» **Exercise directions**
Your task is to repeat the data exactly, every line of it.

» **Available data**

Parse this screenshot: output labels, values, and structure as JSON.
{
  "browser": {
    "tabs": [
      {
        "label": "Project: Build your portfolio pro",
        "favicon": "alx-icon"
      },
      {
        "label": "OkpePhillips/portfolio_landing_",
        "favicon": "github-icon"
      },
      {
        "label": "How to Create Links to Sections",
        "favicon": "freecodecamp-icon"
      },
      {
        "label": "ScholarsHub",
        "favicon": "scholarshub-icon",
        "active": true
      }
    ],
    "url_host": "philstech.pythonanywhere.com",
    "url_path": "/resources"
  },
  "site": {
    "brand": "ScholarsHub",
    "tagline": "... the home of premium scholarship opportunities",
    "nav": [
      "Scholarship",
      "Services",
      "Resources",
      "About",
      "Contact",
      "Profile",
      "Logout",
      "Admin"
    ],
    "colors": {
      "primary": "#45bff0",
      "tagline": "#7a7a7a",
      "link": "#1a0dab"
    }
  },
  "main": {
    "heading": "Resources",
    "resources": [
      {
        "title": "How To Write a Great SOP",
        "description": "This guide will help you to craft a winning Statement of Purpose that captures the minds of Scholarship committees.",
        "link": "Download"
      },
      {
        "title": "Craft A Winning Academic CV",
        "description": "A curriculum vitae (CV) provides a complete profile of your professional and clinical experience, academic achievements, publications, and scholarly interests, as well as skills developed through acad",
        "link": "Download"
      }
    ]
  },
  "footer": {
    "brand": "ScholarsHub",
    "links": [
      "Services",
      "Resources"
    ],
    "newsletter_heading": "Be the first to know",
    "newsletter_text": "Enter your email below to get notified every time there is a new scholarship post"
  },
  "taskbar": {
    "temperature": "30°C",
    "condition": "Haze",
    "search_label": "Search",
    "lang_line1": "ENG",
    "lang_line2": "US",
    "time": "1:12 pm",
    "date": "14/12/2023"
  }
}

» **Answer to this problem**
Parse this screenshot: output labels, values, and structure as JSON.
{
  "browser": {
    "tabs": [
      {
        "label": "Project: Build your portfolio pro",
        "favicon": "alx-icon"
      },
      {
        "label": "OkpePhillips/portfolio_landing_",
        "favicon": "github-icon"
      },
      {
        "label": "How to Create Links to Sections",
        "favicon": "freecodecamp-icon"
      },
      {
        "label": "ScholarsHub",
        "favicon": "scholarshub-icon",
        "active": true
      }
    ],
    "url_host": "philstech.pythonanywhere.com",
    "url_path": "/resources"
  },
  "site": {
    "brand": "ScholarsHub",
    "tagline": "... the home of premium scholarship opportunities",
    "nav": [
      "Scholarship",
      "Services",
      "Resources",
      "About",
      "Contact",
      "Profile",
      "Logout",
      "Admin"
    ],
    "colors": {
      "primary": "#45bff0",
      "tagline": "#7a7a7a",
      "link": "#1a0dab"
    }
  },
  "main": {
    "heading": "Resources",
    "resources": [
      {
        "title": "How To Write a Great SOP",
        "description": "This guide will help you to craft a winning Statement of Purpose that captures the minds of Scholarship committees.",
        "link": "Download"
      },
      {
        "title": "Craft A Winning Academic CV",
        "description": "A curriculum vitae (CV) provides a complete profile of your professional and clinical experience, academic achievements, publications, and scholarly interests, as well as skills developed through acad",
        "link": "Download"
      }
    ]
  },
  "footer": {
    "brand": "ScholarsHub",
    "links": [
      "Services",
      "Resources"
    ],
    "newsletter_heading": "Be the first to know",
    "newsletter_text": "Enter your email below to get notified every time there is a new scholarship post"
  },
  "taskbar": {
    "temperature": "30°C",
    "condition": "Haze",
    "search_label": "Search",
    "lang_line1": "ENG",
    "lang_line2": "US",
    "time": "1:12 pm",
    "date": "14/12/2023"
  }
}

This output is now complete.